Nobody was worrying too much about the most aggrieved parties - the bettors who had wagered more than $250,000 in pick threes, pick sixes, and daily doubles and were locked into selections made for a turf race. And Gulfstream management surely wasn't thinking about Warren Brubaker.

Brubaker is the type of customer the racing industry should cherish; he loves the game, and he loves Gulfstream Park. He has played the horses since he was a teenager and was so enamored with the game that he worked as a jockey agent in Florida in the late 1960's before deciding to do something respectable with his life. He now practices law in Chicago, but he is also a partner in a small racing stable and he spends as much time as he can at Gulfstream in the winter.

Brubaker was at the track Sunday, and made a play in the pick six. He consulted via mobile with his friend Rick Mortenson, who was at an Illinois off-track betting parlor, and fashioned a $192 play. Brubaker's pal Debbie Bigelow took a five percent cut of the ticket and together they watched the day's dramatic events unfold.

Even after hitting the first four winners - including a 25-1 upsetter in a field in which he had presciently included all the horses on his ticket - Brubaker didn't permit himself get too excited. He had a single horse in each of the last two races. Bluebird Day was a solid favorite in the 11th race, but his choice in the 10th, Hal's Hope, was winless since July and had a trainer who was 0 for 42 at the meeting.

When Hal's Hope led all the way, Brubaker started entertaining visions of glory. He held the only live ticket in the pick six, and it would be worth $35,258 if Bluebird Day - the heavy favorite - won.

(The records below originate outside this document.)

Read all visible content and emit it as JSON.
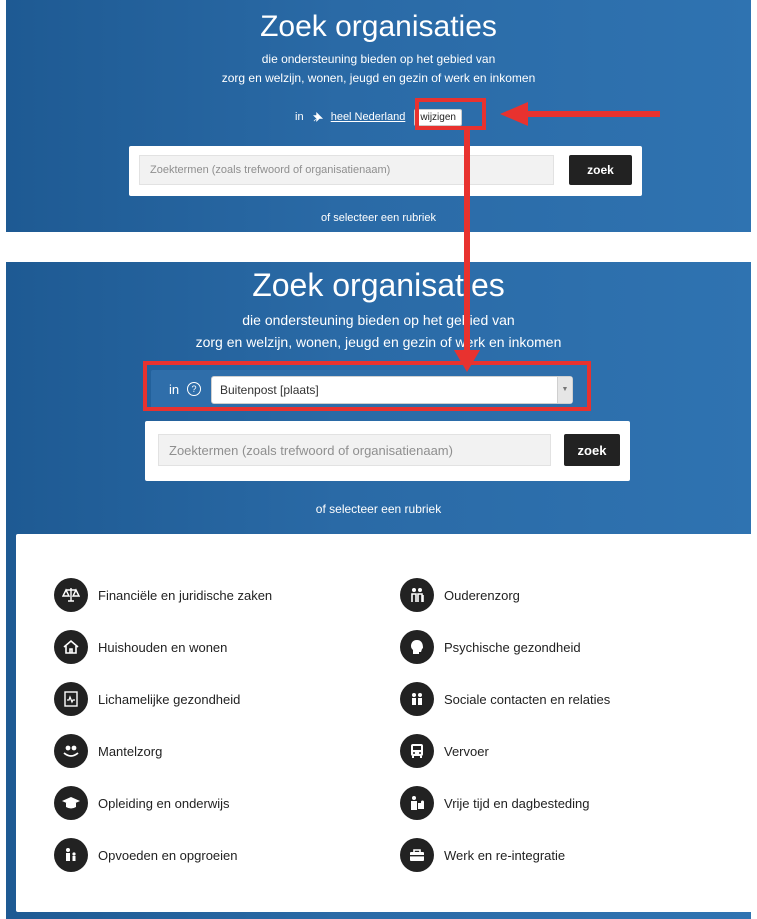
{
  "top": {
    "title": "Zoek organisaties",
    "subtitle_1": "die ondersteuning bieden op het gebied van",
    "subtitle_2": "zorg en welzijn, wonen, jeugd en gezin of werk en inkomen",
    "in_label": "in",
    "location_link": "heel Nederland",
    "change_button": "wijzigen",
    "search_placeholder": "Zoektermen (zoals trefwoord of organisatienaam)",
    "search_button": "zoek",
    "select_rubriek": "of selecteer een rubriek"
  },
  "bottom": {
    "title": "Zoek organisaties",
    "subtitle_1": "die ondersteuning bieden op het gebied van",
    "subtitle_2": "zorg en welzijn, wonen, jeugd en gezin of werk en inkomen",
    "in_label": "in",
    "help_glyph": "?",
    "location_value": "Buitenpost [plaats]",
    "search_placeholder": "Zoektermen (zoals trefwoord of organisatienaam)",
    "search_button": "zoek",
    "select_rubriek": "of selecteer een rubriek"
  },
  "categories": {
    "left": [
      {
        "label": "Financiële en juridische zaken",
        "icon": "scales-icon"
      },
      {
        "label": "Huishouden en wonen",
        "icon": "house-icon"
      },
      {
        "label": "Lichamelijke gezondheid",
        "icon": "heart-monitor-icon"
      },
      {
        "label": "Mantelzorg",
        "icon": "caregiver-icon"
      },
      {
        "label": "Opleiding en onderwijs",
        "icon": "graduation-cap-icon"
      },
      {
        "label": "Opvoeden en opgroeien",
        "icon": "parent-child-icon"
      }
    ],
    "right": [
      {
        "label": "Ouderenzorg",
        "icon": "elderly-icon"
      },
      {
        "label": "Psychische gezondheid",
        "icon": "head-icon"
      },
      {
        "label": "Sociale contacten en relaties",
        "icon": "people-icon"
      },
      {
        "label": "Vervoer",
        "icon": "bus-icon"
      },
      {
        "label": "Vrije tijd en dagbesteding",
        "icon": "puzzle-person-icon"
      },
      {
        "label": "Werk en re-integratie",
        "icon": "briefcase-icon"
      }
    ]
  },
  "colors": {
    "annotation_red": "#e8322f",
    "panel_blue": "#2a6aa6",
    "button_dark": "#222222"
  }
}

But 12 minutes before post time, track announcer Vic Stauffer stunned the crowd by informing them: "Ladies and gentlemen, the 11th race has been taken off the turf and will be run on the main track."

The jocks' revolt had been led by Rene Douglas, who told Daily Racing Form, "I've got a black eye and was almost knocked down by a clod in the ninth race." Scott Savin, the track president, insisted nothing was wrong with the turf course. "What got me irate," he said, "was that they had ridden the sixth race on the turf and nobody said a peep. The jockeys don't run the show, and they shouldn't be able to bring it to a grinding halt."

Brubaker was irate, too. "I'm the most calm guy in the world," he said, "but I went crazy. If they're going to take it off the turf, they've got to tell you before you bet." He phoned Mortenson, his partner, who thought he was playing a cruel joke. Bigelow was crying.

A couple of minutes after the announcement, Bluebird Day was scratched, along with two other horses in the field. Under the rules for both the pick six and the pick three, a scratched horse is replaced by the post-time favorite. (Daily double bettors receive a consolation payoff.) But since there was nobody in the field with dirt form, there could be no solid favorite and Brubaker said, "I knew I was dead."

He was. An impossible-looking 24-1 shot won the ninth race, busting out any bettor who had inherited the post-time favorite.

Brubaker and partners did collect the lone consolation ticket for having five winners, worth $7,625, but not the $35,258 jackpot. Savin said, "He couldn't have been too upset if he got the consolation." Brubaker did not share the track president's opinion.

Last-minute switches of turf races are not unprecedented. Some years ago, a horseplayer named Red Tucker picked the first eight winners in the pick nine at Hollywood Park but missed a seven-digit payoff when the sprinkler system on the turf course malfunctioned and forced a last-minute transfer of the ninth race to the dirt. The sport needs to deal with such situations in a fairer way, and should do it this way: In pick threes, tracks should treat the switched race as if it were canceled and pay off on the basis of a pick two. The same would be true in a pick six; bettors who picked five would share the entire pool wagered that day, but they wouldn't be entitled to any share of the carry-over jackpot.

However, there was a larger issue than pick-six rules involved here Sunday. Nobody would question jockeys' refusal to ride under unsafe conditions; theirs is a dangerous profession under the best of circumstances. But they had ridden two races earlier in the day, and they rode in two turf races Monday, so how bad could the turf have been at 5:38 p.m. Sunday? In marginal situations, the jockeys ought to remember that the betting public has a stake in this sport, too.

Jockeys, like horsemen and management, tend to forget that the bettors make possible the existence of the racing industry. "It seems," said Brubaker, "that they have no regard for people who are making money for them." The population of committed bettors is dwindling steadily, and Gulfstream alienated a few more Sunday.

(c) 2002, The Washington Post